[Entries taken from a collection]
----------

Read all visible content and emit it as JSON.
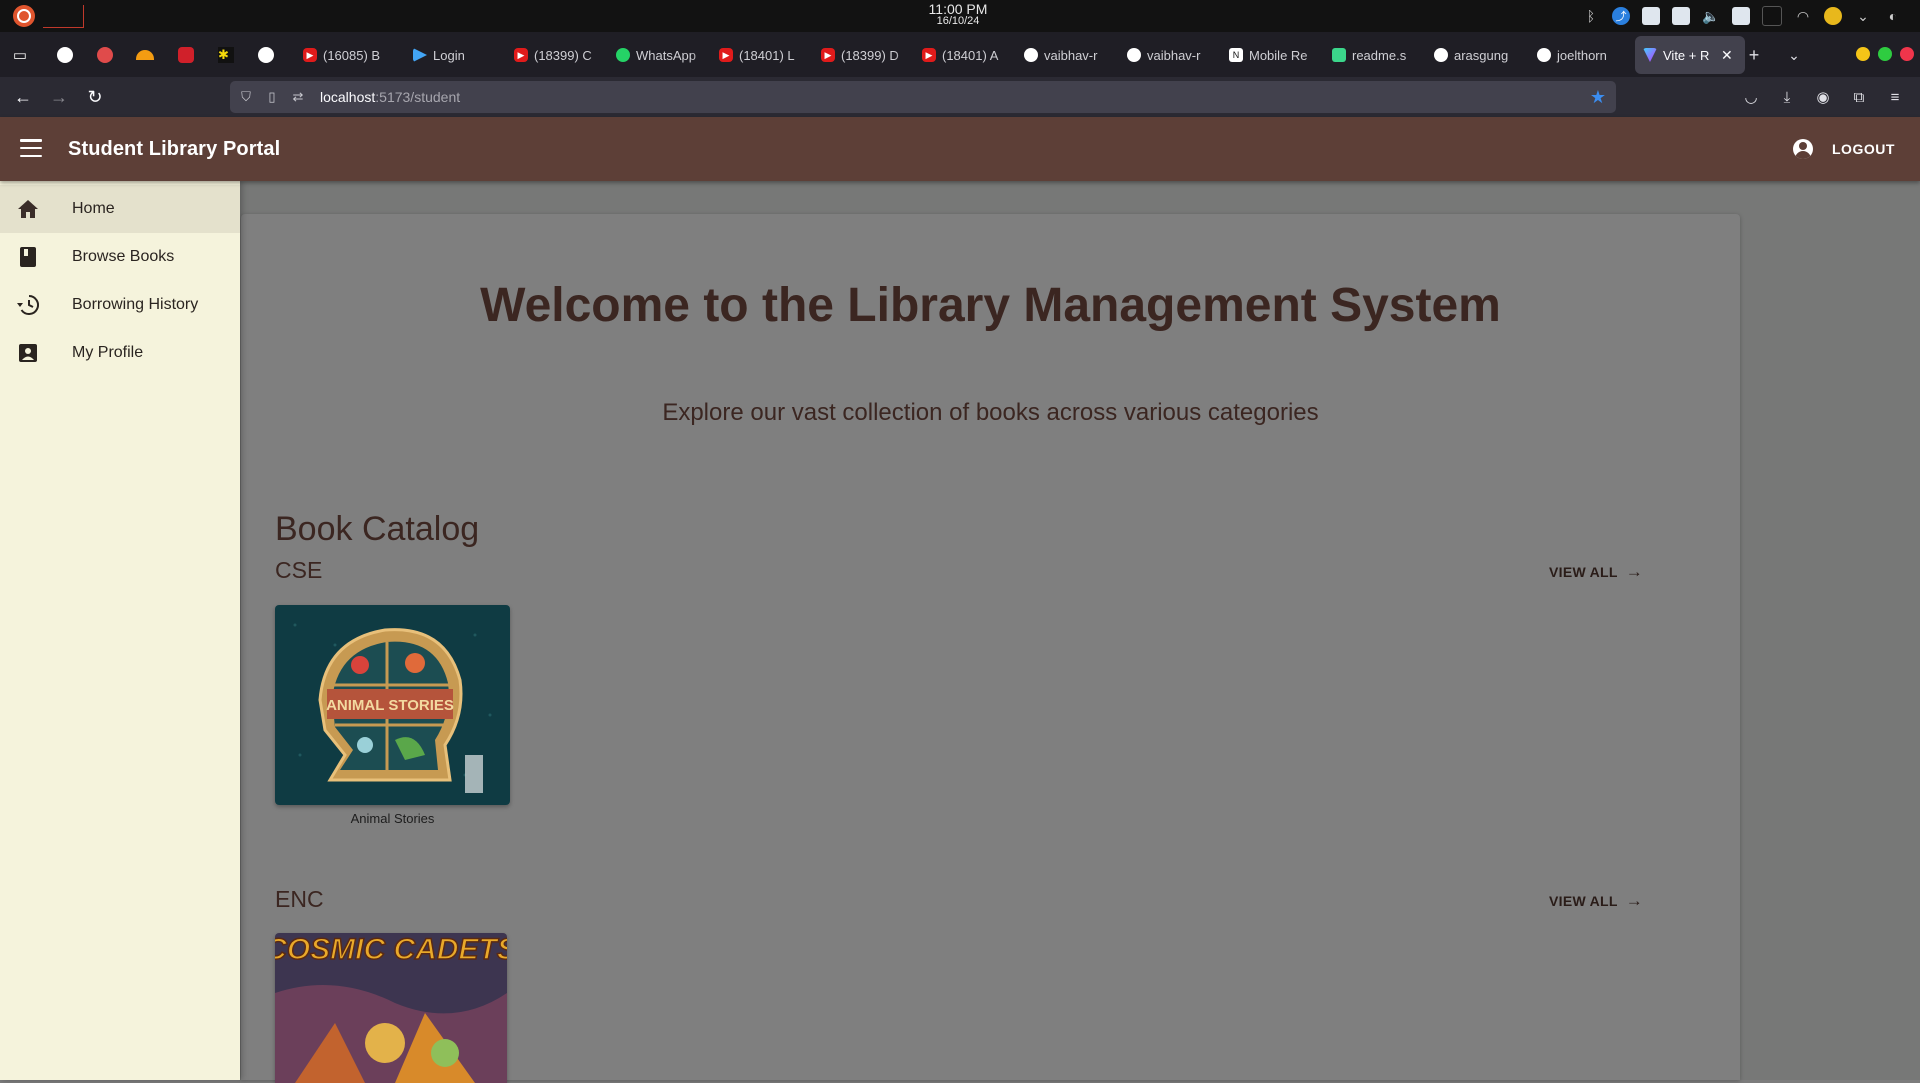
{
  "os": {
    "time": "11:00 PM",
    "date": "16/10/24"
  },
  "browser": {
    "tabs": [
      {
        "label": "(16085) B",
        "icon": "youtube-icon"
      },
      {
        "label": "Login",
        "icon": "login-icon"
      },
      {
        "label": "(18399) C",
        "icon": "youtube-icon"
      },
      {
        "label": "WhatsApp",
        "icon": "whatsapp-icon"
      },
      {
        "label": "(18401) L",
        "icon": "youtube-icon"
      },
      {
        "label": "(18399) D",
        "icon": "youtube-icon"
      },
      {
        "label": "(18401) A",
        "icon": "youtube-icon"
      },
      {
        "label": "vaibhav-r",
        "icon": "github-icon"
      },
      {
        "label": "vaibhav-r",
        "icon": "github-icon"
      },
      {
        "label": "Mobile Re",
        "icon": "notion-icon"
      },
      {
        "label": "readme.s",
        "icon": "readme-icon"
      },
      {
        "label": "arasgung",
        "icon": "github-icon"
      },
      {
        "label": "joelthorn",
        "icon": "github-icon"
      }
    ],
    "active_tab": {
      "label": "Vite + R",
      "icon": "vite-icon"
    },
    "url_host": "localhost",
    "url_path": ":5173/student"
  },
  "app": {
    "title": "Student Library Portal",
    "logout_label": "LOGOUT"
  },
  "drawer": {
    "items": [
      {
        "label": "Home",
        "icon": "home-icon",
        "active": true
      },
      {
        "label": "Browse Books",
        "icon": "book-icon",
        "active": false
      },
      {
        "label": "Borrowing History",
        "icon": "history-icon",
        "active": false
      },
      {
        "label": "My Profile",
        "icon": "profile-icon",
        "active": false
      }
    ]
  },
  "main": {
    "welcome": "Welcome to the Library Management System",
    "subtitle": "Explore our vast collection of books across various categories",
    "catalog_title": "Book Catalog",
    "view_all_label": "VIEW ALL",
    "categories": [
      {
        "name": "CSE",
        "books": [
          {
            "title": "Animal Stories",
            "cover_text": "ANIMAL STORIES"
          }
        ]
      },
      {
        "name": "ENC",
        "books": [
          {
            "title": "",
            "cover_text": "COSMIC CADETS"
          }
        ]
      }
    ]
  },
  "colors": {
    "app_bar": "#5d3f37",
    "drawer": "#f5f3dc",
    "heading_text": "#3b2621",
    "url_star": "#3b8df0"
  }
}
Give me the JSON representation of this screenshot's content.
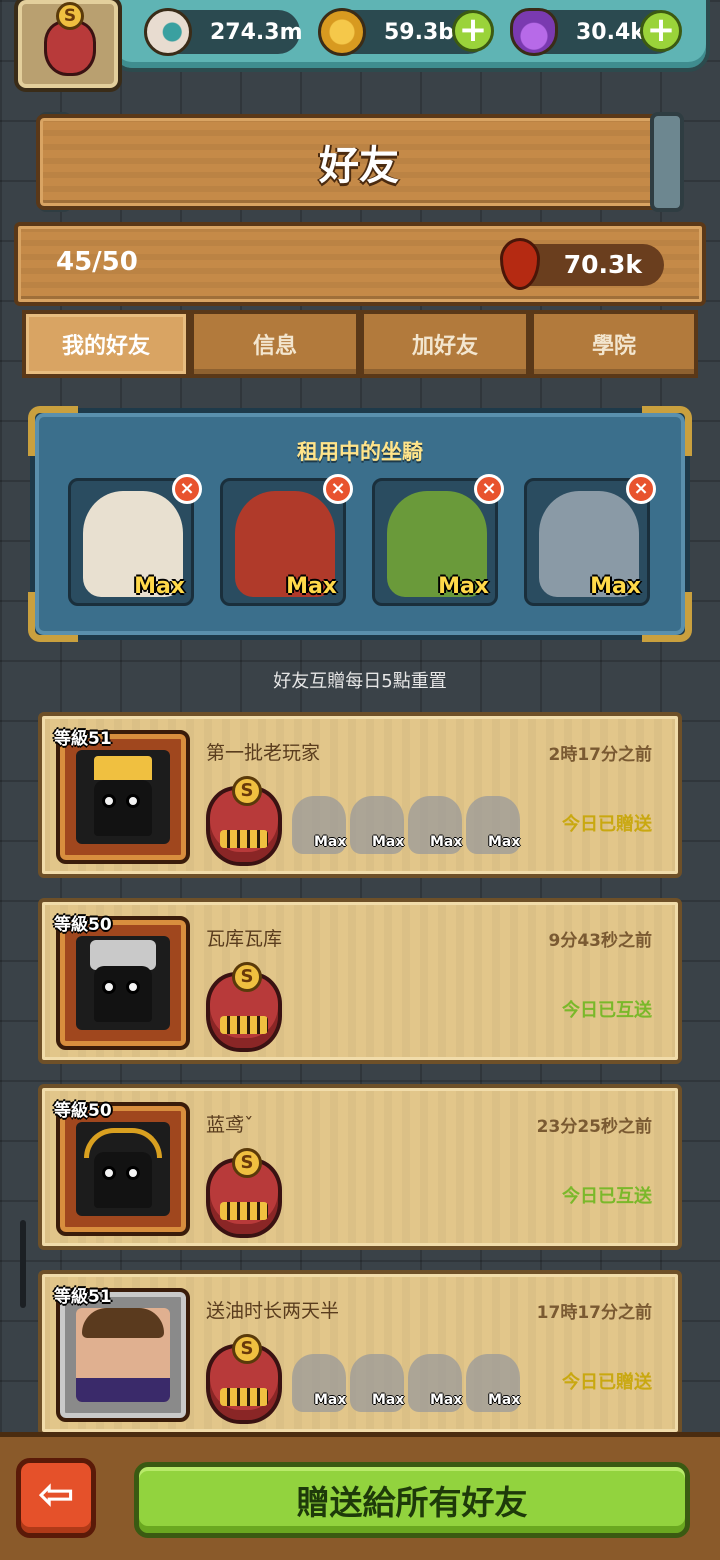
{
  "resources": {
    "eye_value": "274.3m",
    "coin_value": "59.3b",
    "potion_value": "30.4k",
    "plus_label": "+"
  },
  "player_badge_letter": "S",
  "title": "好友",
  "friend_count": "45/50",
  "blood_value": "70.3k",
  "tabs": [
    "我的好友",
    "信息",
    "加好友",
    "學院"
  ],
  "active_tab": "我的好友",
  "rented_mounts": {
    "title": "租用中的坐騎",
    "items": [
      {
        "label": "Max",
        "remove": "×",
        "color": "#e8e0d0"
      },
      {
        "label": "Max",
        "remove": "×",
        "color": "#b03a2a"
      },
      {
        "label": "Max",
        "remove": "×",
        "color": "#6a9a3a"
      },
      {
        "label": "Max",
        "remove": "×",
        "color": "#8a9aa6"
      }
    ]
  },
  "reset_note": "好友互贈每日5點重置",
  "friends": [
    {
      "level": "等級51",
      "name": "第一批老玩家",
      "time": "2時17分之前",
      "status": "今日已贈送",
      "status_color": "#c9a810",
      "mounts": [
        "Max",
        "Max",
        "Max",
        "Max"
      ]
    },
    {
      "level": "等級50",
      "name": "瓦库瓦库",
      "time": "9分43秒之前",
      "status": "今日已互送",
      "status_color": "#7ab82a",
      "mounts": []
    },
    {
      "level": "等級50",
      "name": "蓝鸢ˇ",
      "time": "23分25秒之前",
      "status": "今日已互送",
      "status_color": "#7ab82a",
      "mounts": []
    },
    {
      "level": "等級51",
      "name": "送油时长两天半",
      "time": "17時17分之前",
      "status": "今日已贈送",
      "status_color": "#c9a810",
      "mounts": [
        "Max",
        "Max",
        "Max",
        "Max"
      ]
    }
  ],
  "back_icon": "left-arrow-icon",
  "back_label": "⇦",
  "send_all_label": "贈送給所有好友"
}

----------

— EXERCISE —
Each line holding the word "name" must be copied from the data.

— SOLUTION TO THE EXERCISE —
        "name": "CSE",
        "name": "ENC",
      "name": "第一批老玩家",
      "name": "瓦库瓦库",
      "name": "蓝鸢ˇ",
      "name": "送油时长两天半",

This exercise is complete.